The scene at the back of the house in Horsley is delightfully rural: the cows come up to the low fence at the back and cheerfully munch at any vegetation they can reach. We decided to go for a walk and see yet more cows, at Minchinhampton common. The land is in the care of the lately very controversial National Trust, but this is the background:
Land remained in the ownership of the Lord of the Manor, but some local people were given the right to use the poorer areas which became known as ‘common land’.
Today, these ‘rights of common’ at Minchinhampton and Rodborough include the grazing of animals known as ‘herbage’ and taking dead or brash wood, gorse or furze called ‘estovers’. The people who are able to exercise these rights are known as ‘commoners’ because they own property within the historic Manor.
There are wonderful views over Stroud and Severn Vale, and another local attraction is the Winstone’s ice cream factory with shop, where we indulged in a honey and ginger ice cream. Delicious.
Another interesting place is Rodborough Fort, a folly built in 1764, and remains in private ownership. It now belongs to Dale Vince, a green energy industrialist and who runs a vegan football team, the Forest Green Rovers.
We came through the hamlet of Watledge, whose claim to fame is that W H Davies, the poet, died there.
The poem is well known to all school children of a certain era, we had to learn it by heart, what an old-fashioned concept.
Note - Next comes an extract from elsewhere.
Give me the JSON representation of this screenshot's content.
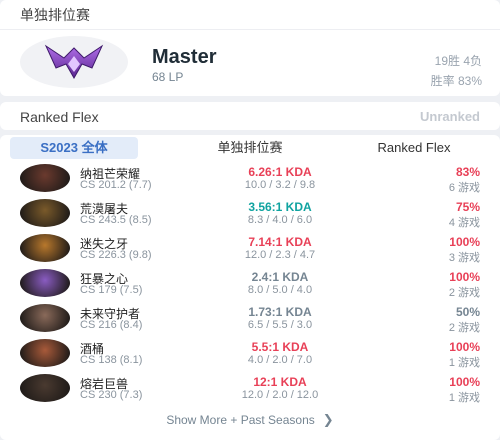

But it is worth looking up if you don’t recognise it: it could be the anthem for lockdown I feel, where we did have much more time to “stand and stare.”
Driving home one could scarcely imagine that people remain frightened of going anywhere. The traffic was pretty heavy with the usual jams on the motorways. The cat was pleased to see us home.